For immediate use
Workwise leading by example with personalised budgets
A Suffolk mental health charity has praised a new funding system, which has allowed it to provide its vital services to a wider range of people.
Workwise, based in Bury St Edmunds, says the recent introduction of personalised budgets – for people needing to access health or social care – has led to a huge increase in the number people accessing its services across Suffolk.
Personalised budgets were first introduced in the UK in 2008 and rolled out nationwide in 2010 as part of the Government’s much heralded ‘personalisation’ plan. The plan aimed to give service users greater choice and control over the care and support they receive. Under the new system once an individual’s needs have been professionally assessed they are provided with a budget to spend on a range of care options, leaving them able to choose their preferred service provider.
Since the introduction of personalised budgets Workwise has seen an increase of 438% in referrals to its service. Of all those attending the various Workwise training centres 54% have utilised their personalised budgets to pay for their support, a testimony to the value given to the charity’s work.
Val Beresford, Workwise Chief Executive, said: “When personalised budgets were first introduced there was a lot of scepticism and there was a lot of fear of how charities like us may be effected. However, we decided to grasp the nettle and by working closely with commissioners, care co-ordinators and clients we have managed to turn the new system to our advantage.

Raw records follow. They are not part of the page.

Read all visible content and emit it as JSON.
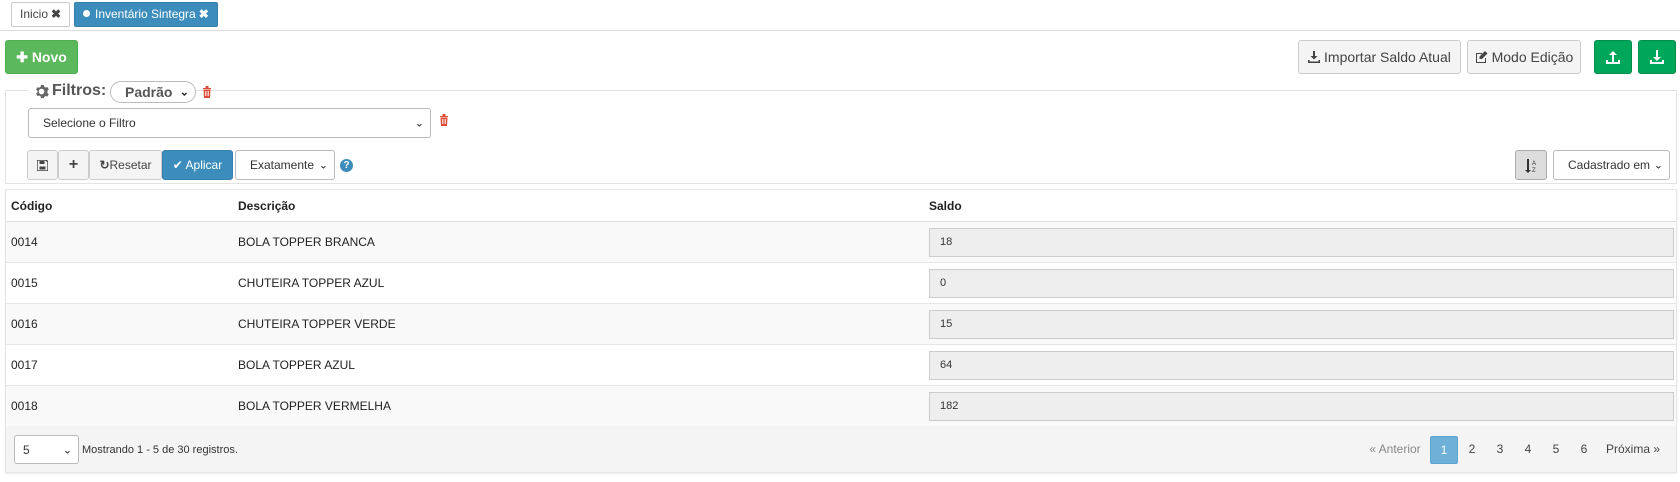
{
  "tabs": [
    {
      "label": "Inicio",
      "active": false
    },
    {
      "label": "Inventário Sintegra",
      "active": true
    }
  ],
  "toolbar": {
    "novo_label": "Novo",
    "importar_label": "Importar Saldo Atual",
    "modo_edicao_label": "Modo Edição"
  },
  "filters": {
    "legend_label": "Filtros:",
    "preset_value": "Padrão",
    "filter_select_placeholder": "Selecione o Filtro",
    "resetar_label": "Resetar",
    "aplicar_label": "Aplicar",
    "match_mode_value": "Exatamente",
    "sort_field_value": "Cadastrado em"
  },
  "table": {
    "columns": [
      "Código",
      "Descrição",
      "Saldo"
    ],
    "rows": [
      {
        "codigo": "0014",
        "descricao": "BOLA TOPPER BRANCA",
        "saldo": "18"
      },
      {
        "codigo": "0015",
        "descricao": "CHUTEIRA TOPPER AZUL",
        "saldo": "0"
      },
      {
        "codigo": "0016",
        "descricao": "CHUTEIRA TOPPER VERDE",
        "saldo": "15"
      },
      {
        "codigo": "0017",
        "descricao": "BOLA TOPPER AZUL",
        "saldo": "64"
      },
      {
        "codigo": "0018",
        "descricao": "BOLA TOPPER VERMELHA",
        "saldo": "182"
      }
    ]
  },
  "pagination": {
    "page_size_value": "5",
    "info_text": "Mostrando 1 - 5 de 30 registros.",
    "prev_label": "« Anterior",
    "pages": [
      "1",
      "2",
      "3",
      "4",
      "5",
      "6"
    ],
    "current_page": "1",
    "next_label": "Próxima »"
  },
  "colors": {
    "primary_blue": "#3c8dbc",
    "success_green": "#00a65a",
    "novo_green": "#5cb85c",
    "danger_red": "#dd4b39"
  }
}
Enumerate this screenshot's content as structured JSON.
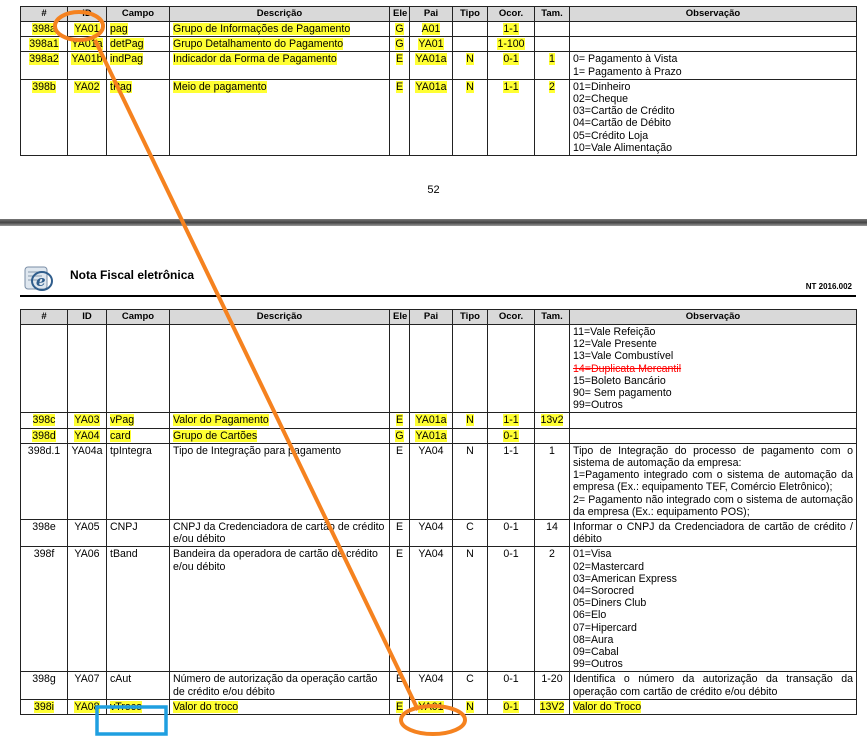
{
  "columns": [
    "#",
    "ID",
    "Campo",
    "Descrição",
    "Ele",
    "Pai",
    "Tipo",
    "Ocor.",
    "Tam.",
    "Observação"
  ],
  "page_number": "52",
  "header": {
    "title": "Nota Fiscal eletrônica",
    "version": "NT 2016.002"
  },
  "table1": [
    {
      "num": "398a",
      "id": "YA01",
      "campo": "pag",
      "desc": "Grupo de Informações de Pagamento",
      "ele": "G",
      "pai": "A01",
      "tipo": "",
      "ocor": "1-1",
      "tam": "",
      "obs": [],
      "hl": true
    },
    {
      "num": "398a1",
      "id": "YA01a",
      "campo": "detPag",
      "desc": "Grupo Detalhamento do Pagamento",
      "ele": "G",
      "pai": "YA01",
      "tipo": "",
      "ocor": "1-100",
      "tam": "",
      "obs": [],
      "hl": true
    },
    {
      "num": "398a2",
      "id": "YA01b",
      "campo": "indPag",
      "desc": "Indicador da Forma de Pagamento",
      "ele": "E",
      "pai": "YA01a",
      "tipo": "N",
      "ocor": "0-1",
      "tam": "1",
      "obs": [
        "0= Pagamento à Vista",
        "1= Pagamento à Prazo"
      ],
      "hl": true
    },
    {
      "num": "398b",
      "id": "YA02",
      "campo": "tPag",
      "desc": "Meio de pagamento",
      "ele": "E",
      "pai": "YA01a",
      "tipo": "N",
      "ocor": "1-1",
      "tam": "2",
      "obs": [
        "01=Dinheiro",
        "02=Cheque",
        "03=Cartão de Crédito",
        "04=Cartão de Débito",
        "05=Crédito Loja",
        "10=Vale Alimentação"
      ],
      "hl": true
    }
  ],
  "table2_cont": [
    "11=Vale Refeição",
    "12=Vale Presente",
    "13=Vale Combustível",
    "14=Duplicata Mercantil",
    "15=Boleto Bancário",
    "90= Sem pagamento",
    "99=Outros"
  ],
  "table2": [
    {
      "num": "398c",
      "id": "YA03",
      "campo": "vPag",
      "desc": "Valor do Pagamento",
      "ele": "E",
      "pai": "YA01a",
      "tipo": "N",
      "ocor": "1-1",
      "tam": "13v2",
      "obs": "",
      "hl": true
    },
    {
      "num": "398d",
      "id": "YA04",
      "campo": "card",
      "desc": "Grupo de Cartões",
      "ele": "G",
      "pai": "YA01a",
      "tipo": "",
      "ocor": "0-1",
      "tam": "",
      "obs": "",
      "hl": true
    },
    {
      "num": "398d.1",
      "id": "YA04a",
      "campo": "tpIntegra",
      "desc": "Tipo de Integração para pagamento",
      "ele": "E",
      "pai": "YA04",
      "tipo": "N",
      "ocor": "1-1",
      "tam": "1",
      "obs": [
        "Tipo de Integração do processo de pagamento com o sistema de automação da empresa:",
        "1=Pagamento integrado com o sistema de automação da empresa (Ex.: equipamento TEF, Comércio Eletrônico);",
        "2= Pagamento não integrado com o sistema de automação da empresa (Ex.: equipamento POS);"
      ],
      "hl": false
    },
    {
      "num": "398e",
      "id": "YA05",
      "campo": "CNPJ",
      "desc": "CNPJ da Credenciadora de cartão de crédito e/ou débito",
      "ele": "E",
      "pai": "YA04",
      "tipo": "C",
      "ocor": "0-1",
      "tam": "14",
      "obs": "Informar o CNPJ da Credenciadora de cartão de crédito / débito",
      "hl": false
    },
    {
      "num": "398f",
      "id": "YA06",
      "campo": "tBand",
      "desc": "Bandeira da operadora de cartão de crédito e/ou débito",
      "ele": "E",
      "pai": "YA04",
      "tipo": "N",
      "ocor": "0-1",
      "tam": "2",
      "obs_plain": [
        "01=Visa",
        "02=Mastercard",
        "03=American Express",
        "04=Sorocred"
      ],
      "obs_hl": [
        "05=Diners Club",
        "06=Elo",
        "07=Hipercard",
        "08=Aura",
        "09=Cabal"
      ],
      "obs_tail": [
        "99=Outros"
      ],
      "hl": false
    },
    {
      "num": "398g",
      "id": "YA07",
      "campo": "cAut",
      "desc": "Número de autorização da operação cartão de crédito e/ou débito",
      "ele": "E",
      "pai": "YA04",
      "tipo": "C",
      "ocor": "0-1",
      "tam": "1-20",
      "obs": "Identifica o número da autorização da transação da operação com cartão de crédito e/ou débito",
      "hl": false
    },
    {
      "num": "398i",
      "id": "YA08",
      "campo": "vTroco",
      "desc": "Valor do troco",
      "ele": "E",
      "pai": "YA01",
      "tipo": "N",
      "ocor": "0-1",
      "tam": "13V2",
      "obs": "Valor do Troco",
      "hl": true
    }
  ],
  "colors": {
    "highlight": "#ffff33",
    "annotation_orange": "#f5821f",
    "annotation_blue": "#1f9fe0",
    "header_gray": "#d9d9d9",
    "strike_red": "#ff0000"
  }
}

“Our performance proves personalised budgets can work in the mental health arena, we really our leading the field in this aspect, an achievement we are very proud of. Of course the most important outcome is more people are now benefitting from the services we provide, helping more and more people to recover from mental ill health. Another bonus is that now we are working directly with care coordinators we can now offer our services to people across the county, where as previously we were restricted to supporting those in and around Bury St Edmunds.”
In the past 25 years the charity has helped 5,000 people with long-term mental ill health back into work, gain qualifications or to take part in community activities. Its most recent annual report revealed that over the past two years 674 of the 1,000 people it has worked with have gone back into open employment, voluntary work or further education.